  • Select * on Table without limits
                    SELECT * FROM users;
                    
    • When this type of query is executed they examine all the rows of the table and return a large amount of data when the total number of rows in your table is high.

    • To avoid this full row examination we should execute these queries with limits like

                            SELECT * FROM users limit 500;
                          

Analytics services may require some heavy queries

  • Solutions
    • Reduce joins
    • Create separate tables
    • High Availability architecture with read replicas (next blog article)

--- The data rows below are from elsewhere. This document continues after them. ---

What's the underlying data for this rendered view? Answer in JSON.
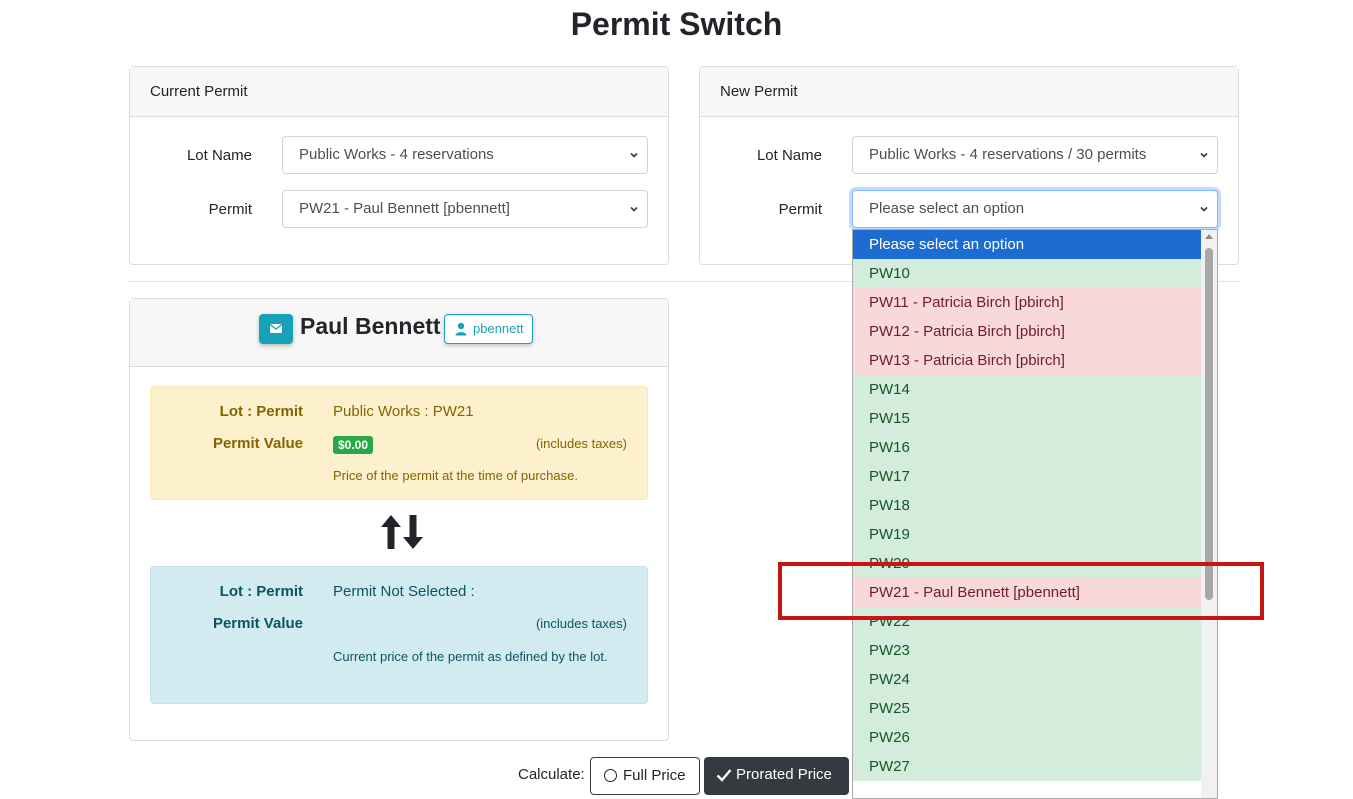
{
  "page": {
    "title": "Permit Switch"
  },
  "current_permit": {
    "header": "Current Permit",
    "lot_name_label": "Lot Name",
    "lot_name_value": "Public Works - 4 reservations",
    "permit_label": "Permit",
    "permit_value": "PW21 - Paul Bennett [pbennett]"
  },
  "new_permit": {
    "header": "New Permit",
    "lot_name_label": "Lot Name",
    "lot_name_value": "Public Works - 4 reservations / 30 permits",
    "permit_label": "Permit",
    "permit_value": "Please select an option"
  },
  "user": {
    "name": "Paul Bennett",
    "username": "pbennett",
    "icons": {
      "mail": "envelope-icon",
      "user": "user-icon"
    }
  },
  "current_box": {
    "lot_permit_label": "Lot : Permit",
    "lot_permit_value": "Public Works  : PW21",
    "permit_value_label": "Permit Value",
    "price": "$0.00",
    "includes_taxes": "(includes taxes)",
    "note": "Price of the permit at the time of purchase."
  },
  "new_box": {
    "lot_permit_label": "Lot : Permit",
    "lot_permit_value": "Permit Not Selected  :",
    "permit_value_label": "Permit Value",
    "includes_taxes": "(includes taxes)",
    "note": "Current price of the permit as defined by the lot."
  },
  "calculate": {
    "label": "Calculate:",
    "full_price": "Full Price",
    "prorated_price": "Prorated Price"
  },
  "dropdown_options": [
    {
      "label": "Please select an option",
      "state": "selected"
    },
    {
      "label": "PW10",
      "state": "available"
    },
    {
      "label": "PW11 - Patricia Birch [pbirch]",
      "state": "taken"
    },
    {
      "label": "PW12 - Patricia Birch [pbirch]",
      "state": "taken"
    },
    {
      "label": "PW13 - Patricia Birch [pbirch]",
      "state": "taken"
    },
    {
      "label": "PW14",
      "state": "available"
    },
    {
      "label": "PW15",
      "state": "available"
    },
    {
      "label": "PW16",
      "state": "available"
    },
    {
      "label": "PW17",
      "state": "available"
    },
    {
      "label": "PW18",
      "state": "available"
    },
    {
      "label": "PW19",
      "state": "available"
    },
    {
      "label": "PW20",
      "state": "available"
    },
    {
      "label": "PW21 - Paul Bennett [pbennett]",
      "state": "taken"
    },
    {
      "label": "PW22",
      "state": "available"
    },
    {
      "label": "PW23",
      "state": "available"
    },
    {
      "label": "PW24",
      "state": "available"
    },
    {
      "label": "PW25",
      "state": "available"
    },
    {
      "label": "PW26",
      "state": "available"
    },
    {
      "label": "PW27",
      "state": "available"
    }
  ],
  "colors": {
    "available": "#d4ecdb",
    "taken": "#f7d8db",
    "selected": "#1c6cd1",
    "annotation": "#c71414"
  }
}
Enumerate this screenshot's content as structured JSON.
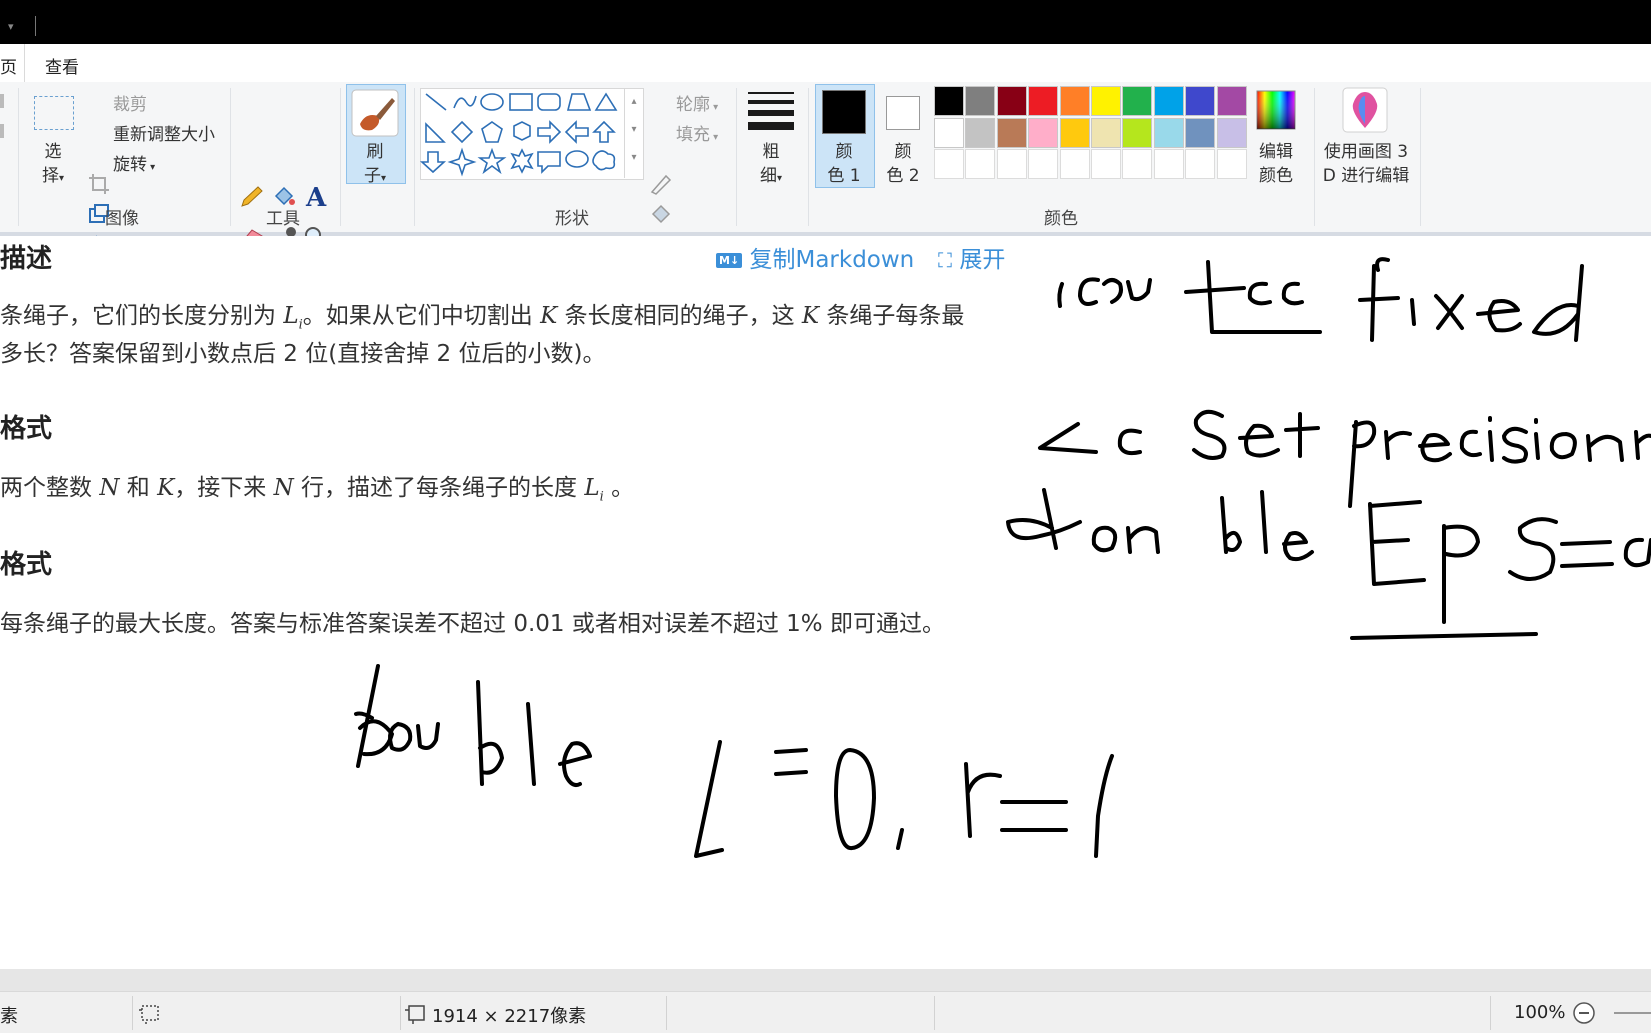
{
  "menu": {
    "tab_home_fragment": "页",
    "tab_view": "查看"
  },
  "ribbon": {
    "image_group": {
      "select_line1": "选",
      "select_line2": "择",
      "crop": "裁剪",
      "resize": "重新调整大小",
      "rotate": "旋转",
      "label": "图像"
    },
    "tools_group": {
      "label": "工具"
    },
    "brush": {
      "line1": "刷",
      "line2": "子"
    },
    "shapes_group": {
      "outline": "轮廓",
      "fill": "填充",
      "label": "形状"
    },
    "size": {
      "line1": "粗",
      "line2": "细"
    },
    "color1": {
      "line1": "颜",
      "line2": "色 1",
      "value": "#000000"
    },
    "color2": {
      "line1": "颜",
      "line2": "色 2",
      "value": "#ffffff"
    },
    "palette": {
      "row1": [
        "#000000",
        "#7f7f7f",
        "#880015",
        "#ed1c24",
        "#ff7f27",
        "#fff200",
        "#22b14c",
        "#00a2e8",
        "#3f48cc",
        "#a349a4"
      ],
      "row2": [
        "#ffffff",
        "#c3c3c3",
        "#b97a57",
        "#ffaec9",
        "#ffc90e",
        "#efe4b0",
        "#b5e61d",
        "#99d9ea",
        "#7092be",
        "#c8bfe7"
      ]
    },
    "edit_colors": {
      "line1": "编辑",
      "line2": "颜色"
    },
    "paint3d": {
      "line1": "使用画图 3",
      "line2": "D 进行编辑"
    },
    "colors_group": {
      "label": "颜色"
    }
  },
  "document": {
    "heading_desc": "描述",
    "copy_markdown": "复制Markdown",
    "expand": "展开",
    "desc_line1_a": "条绳子，它们的长度分别为",
    "desc_line1_b": "。如果从它们中切割出",
    "desc_line1_c": "条长度相同的绳子，这",
    "desc_line1_d": "条绳子每条最",
    "desc_line2": "多长？答案保留到小数点后 2 位(直接舍掉 2 位后的小数)。",
    "heading_input": "格式",
    "input_a": "两个整数",
    "input_b": "和",
    "input_c": "，接下来",
    "input_d": "行，描述了每条绳子的长度",
    "input_e": "。",
    "heading_output": "格式",
    "output_a": "每条绳子的最大长度。答案与标准答案误差不超过",
    "output_b": "0.01",
    "output_c": "或者相对误差不超过",
    "output_d": "1%",
    "output_e": "即可通过。",
    "var_L": "L",
    "var_i": "i",
    "var_K": "K",
    "var_N": "N"
  },
  "status": {
    "left_fragment": "素",
    "dimensions": "1914 × 2217像素",
    "zoom": "100%"
  }
}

Using AWS cloudwatch with log slow query logs

  • If you are using AWS RDS as your database server then you can use AWS cloudwatch to see the slow query logs.

  • Sending database logs to AWS cloudwatch logs

    • Make sure you have set the variable to and the variable to .
    • Open the Amazon RDS console at https://console.aws.amazon.com/rds/.
    • In the navigation pane, choose Databases, and then choose the DB instance that you want to modify.
    • Choose Modify.
    • In the Log exports section, choose the logs that you want to start publishing to CloudWatch Logs.
    • Choose Continue, and then choose Modify DB Instance on the summary page.

Benefits of sending slow query logs to cloudwatch logs

  • You can create alarms on the cloudwatch logs stream.
    • Whenever there is a new query logged in cloudwatch logs it will send a notification with those details.
  • Using cloudwatch insights you can create a dashboard where you can visualize your data effectively.
    • Cloudwatch insight is an interface that can make it easier to search and aggregate data across thousands of individual log files.
    • To create a dashboard for the slow query logs we can search the log using the following query

                                    parse @message "Query_time: *  Lock_time: * Rows_sent: * Rows_examined: *\n*" as Query_time,Lock_time,Rows_sent,Rows_examined,query
      | filter Query_time > 0.1
      | sort Query_time desc
                                  
    • Demo dashboard created using the above query